First Cup race: Las Vegas Motor Speedway (March 11, 2007) in the No. 80 for Joe Gibbs Racing
“I remember it being an extremely nerve-wracking weekend. We were going there with an R&D car, kind of experimenting for Gibbs at the time.
“I remember that back then you had to qualify your way in. When you came as a non-top 35 in points car, and back then they used to get 48-50 cars trying to qualify for 43 spots (55 cars were on the entry list). Vegas was one that everybody wanted to go run because the purse was big. If you made it at Vegas, it was a good payday.
“It was a great place for Gibbs to go and try and experiment and work on some new technology and new setups, so I remember being a nervous wreck. I remember qualifying in and feeling like the weight of the world was lifted off of me. Then I remember waking up race day morning and feeling like the weight of the world was right back on me.
“I just remember being really nervous, just wanting to go and perform and run well to just kind of prove that I belonged. I remember being really devastated that we wrecked and the race didn’t go really how I envisioned or hoped it would.”
First Cup start: Atlanta Motor Speedway (Oct. 31, 2004) in the No. 1 for Dale Earnhardt Inc.

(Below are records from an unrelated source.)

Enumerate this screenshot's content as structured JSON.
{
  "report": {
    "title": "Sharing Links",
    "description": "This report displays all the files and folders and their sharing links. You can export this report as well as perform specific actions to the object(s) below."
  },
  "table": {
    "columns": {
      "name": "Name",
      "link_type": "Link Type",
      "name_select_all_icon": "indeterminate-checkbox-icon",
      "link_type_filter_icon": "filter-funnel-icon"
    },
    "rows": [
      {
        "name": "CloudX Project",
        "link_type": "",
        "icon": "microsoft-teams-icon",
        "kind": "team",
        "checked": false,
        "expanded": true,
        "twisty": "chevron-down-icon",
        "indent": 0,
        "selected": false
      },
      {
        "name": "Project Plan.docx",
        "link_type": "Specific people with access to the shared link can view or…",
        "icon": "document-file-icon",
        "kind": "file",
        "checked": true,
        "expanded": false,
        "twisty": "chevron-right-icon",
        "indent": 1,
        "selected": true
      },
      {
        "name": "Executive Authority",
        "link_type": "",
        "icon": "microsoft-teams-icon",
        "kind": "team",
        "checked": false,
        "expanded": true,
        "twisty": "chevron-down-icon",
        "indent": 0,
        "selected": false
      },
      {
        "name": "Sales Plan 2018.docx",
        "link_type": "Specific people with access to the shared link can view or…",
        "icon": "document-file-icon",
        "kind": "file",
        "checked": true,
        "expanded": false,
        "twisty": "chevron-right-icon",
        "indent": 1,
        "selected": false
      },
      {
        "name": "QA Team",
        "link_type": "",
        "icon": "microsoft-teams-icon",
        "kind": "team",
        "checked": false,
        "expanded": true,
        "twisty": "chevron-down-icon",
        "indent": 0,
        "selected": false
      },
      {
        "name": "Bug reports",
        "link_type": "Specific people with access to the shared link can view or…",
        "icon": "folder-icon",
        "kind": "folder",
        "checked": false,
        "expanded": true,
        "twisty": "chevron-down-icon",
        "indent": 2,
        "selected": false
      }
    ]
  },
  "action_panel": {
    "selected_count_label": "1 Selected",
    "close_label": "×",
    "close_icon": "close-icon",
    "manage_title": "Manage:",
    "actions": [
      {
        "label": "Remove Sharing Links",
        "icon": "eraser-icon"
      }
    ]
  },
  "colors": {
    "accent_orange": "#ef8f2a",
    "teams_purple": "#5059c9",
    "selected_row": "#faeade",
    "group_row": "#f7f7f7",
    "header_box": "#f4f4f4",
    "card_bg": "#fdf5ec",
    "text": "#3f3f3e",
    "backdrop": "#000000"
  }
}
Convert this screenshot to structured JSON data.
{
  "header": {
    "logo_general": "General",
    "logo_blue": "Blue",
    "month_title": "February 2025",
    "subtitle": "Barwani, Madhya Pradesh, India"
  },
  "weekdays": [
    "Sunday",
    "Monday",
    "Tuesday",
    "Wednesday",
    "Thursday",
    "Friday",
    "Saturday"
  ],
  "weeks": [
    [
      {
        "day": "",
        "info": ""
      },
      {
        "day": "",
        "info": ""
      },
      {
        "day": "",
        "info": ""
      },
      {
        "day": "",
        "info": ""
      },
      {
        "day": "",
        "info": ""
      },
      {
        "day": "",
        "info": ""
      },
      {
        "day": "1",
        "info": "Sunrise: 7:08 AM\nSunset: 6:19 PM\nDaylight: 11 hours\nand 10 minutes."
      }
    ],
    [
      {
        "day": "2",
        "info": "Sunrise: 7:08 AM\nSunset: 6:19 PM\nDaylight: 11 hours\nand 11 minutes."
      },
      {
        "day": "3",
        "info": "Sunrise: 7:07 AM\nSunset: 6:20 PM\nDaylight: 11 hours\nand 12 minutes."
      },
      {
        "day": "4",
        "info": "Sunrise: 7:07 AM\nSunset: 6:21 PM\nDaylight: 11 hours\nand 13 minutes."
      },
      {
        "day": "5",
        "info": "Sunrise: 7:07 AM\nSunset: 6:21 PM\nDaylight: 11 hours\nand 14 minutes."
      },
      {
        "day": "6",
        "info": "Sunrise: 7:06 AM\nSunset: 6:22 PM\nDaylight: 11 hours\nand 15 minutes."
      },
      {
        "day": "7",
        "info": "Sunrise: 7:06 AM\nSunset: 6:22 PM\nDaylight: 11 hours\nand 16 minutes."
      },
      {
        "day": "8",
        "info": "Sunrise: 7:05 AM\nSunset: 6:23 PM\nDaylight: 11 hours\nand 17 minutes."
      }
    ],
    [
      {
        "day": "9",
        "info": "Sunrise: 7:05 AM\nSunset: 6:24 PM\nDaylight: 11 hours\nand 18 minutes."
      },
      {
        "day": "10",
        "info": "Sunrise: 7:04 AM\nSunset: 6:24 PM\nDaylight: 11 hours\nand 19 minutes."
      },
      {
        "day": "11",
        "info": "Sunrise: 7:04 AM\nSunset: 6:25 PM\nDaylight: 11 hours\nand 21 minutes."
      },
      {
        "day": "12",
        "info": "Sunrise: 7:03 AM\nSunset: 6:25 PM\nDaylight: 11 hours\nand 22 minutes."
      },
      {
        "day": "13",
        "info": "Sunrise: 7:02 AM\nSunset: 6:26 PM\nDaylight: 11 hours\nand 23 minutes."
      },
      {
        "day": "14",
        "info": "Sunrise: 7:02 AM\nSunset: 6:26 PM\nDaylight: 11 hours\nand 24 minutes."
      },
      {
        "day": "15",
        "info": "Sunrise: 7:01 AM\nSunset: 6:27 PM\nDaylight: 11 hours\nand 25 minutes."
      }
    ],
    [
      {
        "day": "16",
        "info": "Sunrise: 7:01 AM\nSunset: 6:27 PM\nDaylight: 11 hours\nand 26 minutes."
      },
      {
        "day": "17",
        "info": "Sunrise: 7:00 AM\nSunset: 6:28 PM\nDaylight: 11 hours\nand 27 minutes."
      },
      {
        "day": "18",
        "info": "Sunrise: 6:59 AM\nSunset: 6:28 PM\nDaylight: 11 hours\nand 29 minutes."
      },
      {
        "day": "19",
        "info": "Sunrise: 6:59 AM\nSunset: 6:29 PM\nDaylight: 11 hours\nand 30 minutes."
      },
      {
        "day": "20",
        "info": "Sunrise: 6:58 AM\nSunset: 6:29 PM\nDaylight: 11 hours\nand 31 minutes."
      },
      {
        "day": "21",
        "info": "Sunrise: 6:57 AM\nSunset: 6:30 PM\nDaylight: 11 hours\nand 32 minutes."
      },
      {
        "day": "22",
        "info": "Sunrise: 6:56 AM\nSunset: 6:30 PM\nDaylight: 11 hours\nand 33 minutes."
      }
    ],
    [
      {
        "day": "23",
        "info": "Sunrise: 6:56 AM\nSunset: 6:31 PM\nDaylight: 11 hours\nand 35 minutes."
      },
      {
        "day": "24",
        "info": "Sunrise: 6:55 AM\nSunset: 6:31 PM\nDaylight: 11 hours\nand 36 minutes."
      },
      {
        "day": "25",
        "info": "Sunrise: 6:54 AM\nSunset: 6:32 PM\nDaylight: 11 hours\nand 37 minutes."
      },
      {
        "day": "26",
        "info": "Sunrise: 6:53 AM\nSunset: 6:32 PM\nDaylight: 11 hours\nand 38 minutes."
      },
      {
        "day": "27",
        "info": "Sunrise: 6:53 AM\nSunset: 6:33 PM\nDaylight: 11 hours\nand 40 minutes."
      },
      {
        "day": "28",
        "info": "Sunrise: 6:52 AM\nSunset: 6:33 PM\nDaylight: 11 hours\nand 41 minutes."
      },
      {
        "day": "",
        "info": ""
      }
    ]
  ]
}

“I recall just how difficult it was. How fast those guys were. I think we had a flat tire at one time, hit the fence and blew up later. It was a tough day. It wasn’t fun at all.
“The biggest thing I remember was just how fast those guys were and how much I still had to learn.
“That was still not even through my first full year in the Busch Series back then. ‘You got a ways to go yet.’ It was kind of a great moment for me, honestly, to see all of that and see how hard those guys were driving and what they were getting out of those race cars. ‘OK, I know what I need to be working on.’”